Mark Yusko, director of Morgan Creek Capital Management, expressed his expectations that the approval of spot Bitcoin ETFs could attract more than $300 billion to the cryptocurrency market. In other words, around R$1.5 trillion at the current exchange rate in reais.
Yusko shared his views during an interview with the Paul Barron Network YouTube channel, where he discussed the future of ETFs in the United States.
To date, 10 applications have been filed with the United States Securities and Exchange Commission (SEC) to launch Bitcoin ETFs. Franklin Templeton, which manages around US$1.5 trillion in assets, is one of the candidates, along with BlackRock, the world’s largest asset manager and a key figure on the global economic scene.
Yusko believes BlackRock’s entry will “completely change the rules of the game” and predicts it will be the first to get SEC approval, possibly even the only one to get it. He explained that the first company to launch an ETF will attract the most assets.
Jeff Dorman, chief information technology officer at investment firm Arca, agrees with Yusko’s view, stating that not all ETFs will attract the same demand as BlackRock’s due to their marketing ability to attract new investors to Bitcoin.
ETFs de Bitcoin

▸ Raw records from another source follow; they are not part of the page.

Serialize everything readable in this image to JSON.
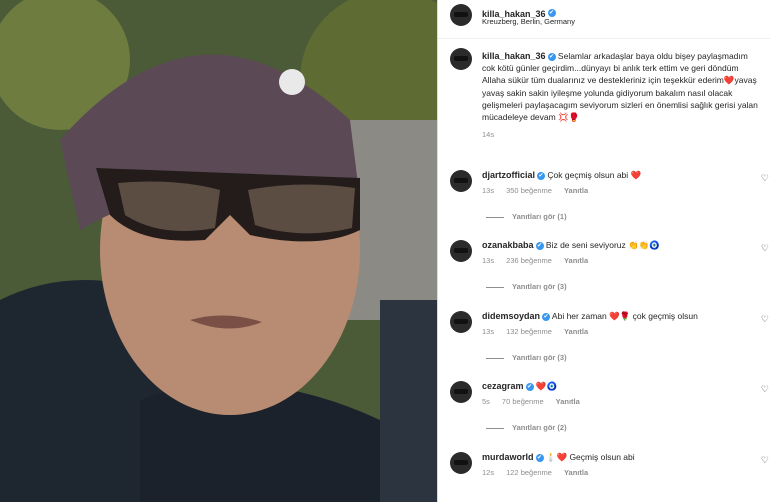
{
  "post": {
    "author": "killa_hakan_36",
    "location": "Kreuzberg, Berlin, Germany",
    "caption_text": "Selamlar arkadaşlar baya oldu bişey paylaşmadım cok kötü günler geçirdim...dünyayı bi anlık terk ettim ve geri döndüm Allaha sükür tüm dualarınız ve destekleriniz için teşekkür ederim",
    "caption_heart": "❤️",
    "caption_text2": "yavaş yavaş sakin sakin iyileşme yolunda gidiyorum bakalım nasıl olacak gelişmeleri paylaşacagım seviyorum sizleri en önemlisi sağlık gerisi yalan mücadeleye devam",
    "caption_emojis": "💢🥊",
    "time": "14s"
  },
  "comments": [
    {
      "user": "djartzofficial",
      "text": "Çok geçmiş olsun abi",
      "emoji": "❤️",
      "time": "13s",
      "likes": "350 beğenme",
      "reply": "Yanıtla",
      "view_replies": "Yanıtları gör (1)"
    },
    {
      "user": "ozanakbaba",
      "text": "Biz de seni seviyoruz",
      "emoji": "👏👏🧿",
      "time": "13s",
      "likes": "236 beğenme",
      "reply": "Yanıtla",
      "view_replies": "Yanıtları gör (3)"
    },
    {
      "user": "didemsoydan",
      "text": "Abi her zaman",
      "emoji": "❤️🌹",
      "text2": "çok geçmiş olsun",
      "time": "13s",
      "likes": "132 beğenme",
      "reply": "Yanıtla",
      "view_replies": "Yanıtları gör (3)"
    },
    {
      "user": "cezagram",
      "text": "",
      "emoji": "❤️🧿",
      "time": "5s",
      "likes": "70 beğenme",
      "reply": "Yanıtla",
      "view_replies": "Yanıtları gör (2)"
    },
    {
      "user": "murdaworld",
      "text": "Geçmiş olsun abi",
      "emoji": "🕯️❤️",
      "time": "12s",
      "likes": "122 beğenme",
      "reply": "Yanıtla"
    }
  ],
  "icons": {
    "verified": "✔",
    "like": "♡"
  }
}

Regarding a possible date for the announcement of a Bitcoin ETF, Yusko predicts that this could occur between the end of 2023 and the beginning of 2024. The SEC is expected to announce its decision between January and March of next year.
Yusko also highlighted that the approval of a Bitcoin ETF in the United States would help build trust in the cryptocurrency market by offering investors a regulated and safe way to expose themselves to Bitcoin, eliminating the current distrust towards cryptocurrencies.

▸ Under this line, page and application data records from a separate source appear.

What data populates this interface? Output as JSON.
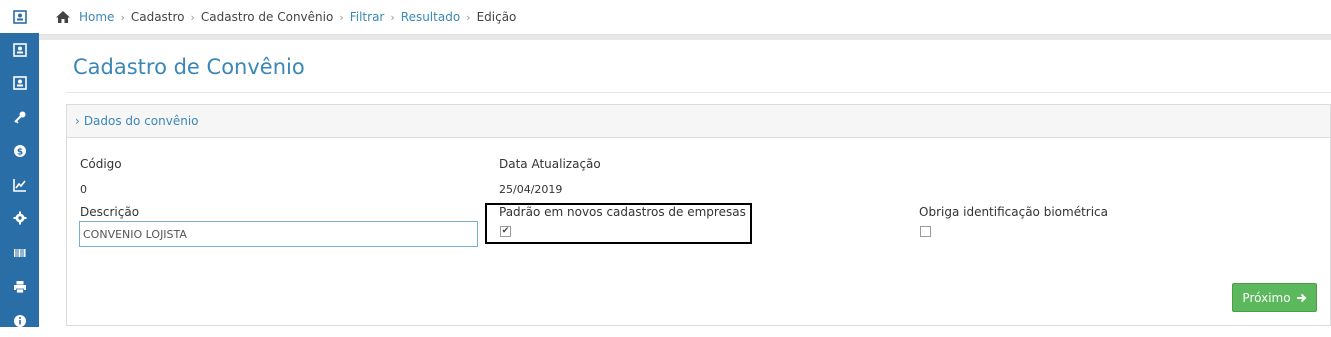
{
  "sidebar": {
    "items": [
      {
        "icon": "contact-card-icon"
      },
      {
        "icon": "contact-card-icon"
      },
      {
        "icon": "contact-card-icon"
      },
      {
        "icon": "key-icon"
      },
      {
        "icon": "dollar-icon"
      },
      {
        "icon": "chart-icon"
      },
      {
        "icon": "gear-icon"
      },
      {
        "icon": "barcode-icon"
      },
      {
        "icon": "printer-icon"
      },
      {
        "icon": "info-icon"
      }
    ]
  },
  "breadcrumb": {
    "home": "Home",
    "cadastro": "Cadastro",
    "cadastro_convenio": "Cadastro de Convênio",
    "filtrar": "Filtrar",
    "resultado": "Resultado",
    "edicao": "Edição"
  },
  "page": {
    "title": "Cadastro de Convênio"
  },
  "panel": {
    "header": "Dados do convênio"
  },
  "form": {
    "codigo_label": "Código",
    "codigo_value": "0",
    "data_label": "Data Atualização",
    "data_value": "25/04/2019",
    "descricao_label": "Descrição",
    "descricao_value": "CONVENIO LOJISTA",
    "padrao_label": "Padrão em novos cadastros de empresas",
    "padrao_checked": true,
    "biometria_label": "Obriga identificação biométrica",
    "biometria_checked": false
  },
  "actions": {
    "next_label": "Próximo"
  },
  "colors": {
    "sidebar": "#2a6ea8",
    "link": "#3a87b8",
    "success": "#5cb85c"
  }
}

The quest for approval of Bitcoin spot ETFs has been an ongoing narrative in the cryptocurrency market since 2013, when the Winklevoss brothers filed an application with the SEC to launch the first Bitcoin spot ETF.

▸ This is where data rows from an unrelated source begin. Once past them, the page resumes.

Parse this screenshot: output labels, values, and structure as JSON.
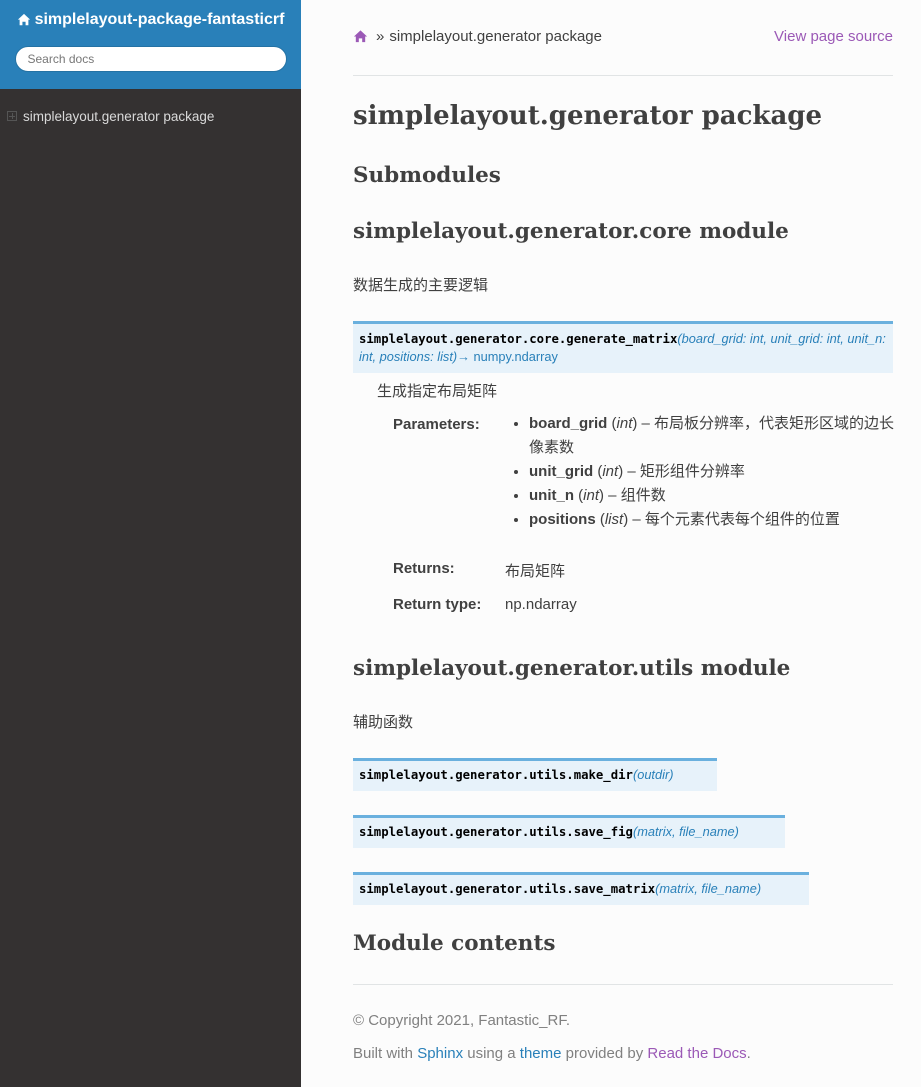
{
  "sidebar": {
    "project_name": "simplelayout-package-fantasticrf",
    "search_placeholder": "Search docs",
    "toc": [
      {
        "label": "simplelayout.generator package"
      }
    ]
  },
  "breadcrumbs": {
    "current": "simplelayout.generator package",
    "separator": "»",
    "view_source": "View page source"
  },
  "content": {
    "title": "simplelayout.generator package",
    "submodules_heading": "Submodules",
    "core_heading": "simplelayout.generator.core module",
    "core_desc": "数据生成的主要逻辑",
    "generate_matrix": {
      "name": "simplelayout.generator.core.generate_matrix",
      "params": "(board_grid: int, unit_grid: int, unit_n: int, positions: list)",
      "returns": "→ numpy.ndarray",
      "desc": "生成指定布局矩阵",
      "parameters_label": "Parameters:",
      "parameters": [
        {
          "name": "board_grid",
          "type": "int",
          "desc": "布局板分辨率，代表矩形区域的边长像素数"
        },
        {
          "name": "unit_grid",
          "type": "int",
          "desc": "矩形组件分辨率"
        },
        {
          "name": "unit_n",
          "type": "int",
          "desc": "组件数"
        },
        {
          "name": "positions",
          "type": "list",
          "desc": "每个元素代表每个组件的位置"
        }
      ],
      "returns_label": "Returns:",
      "returns_value": "布局矩阵",
      "return_type_label": "Return type:",
      "return_type_value": "np.ndarray"
    },
    "utils_heading": "simplelayout.generator.utils module",
    "utils_desc": "辅助函数",
    "make_dir": {
      "name": "simplelayout.generator.utils.make_dir",
      "params": "(outdir)"
    },
    "save_fig": {
      "name": "simplelayout.generator.utils.save_fig",
      "params": "(matrix, file_name)"
    },
    "save_matrix": {
      "name": "simplelayout.generator.utils.save_matrix",
      "params": "(matrix, file_name)"
    },
    "module_contents_heading": "Module contents"
  },
  "footer": {
    "copyright": "© Copyright 2021, Fantastic_RF.",
    "built_with": "Built with",
    "sphinx": "Sphinx",
    "using_a": "using a",
    "theme": "theme",
    "provided_by": "provided by",
    "rtd": "Read the Docs",
    "period": "."
  },
  "colors": {
    "sidebar_top": "#2980b9",
    "sidebar_bg": "#343131",
    "link_purple": "#9b59b6",
    "link_blue": "#2980b9",
    "sig_bg": "#e7f2fa",
    "sig_border": "#6ab0de"
  },
  "icons": {
    "home": "home-icon",
    "expand": "expand-plus-icon"
  }
}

However, the SEC initially rejected that proposal and several others since then, citing concerns about market manipulation, custody and investor protection.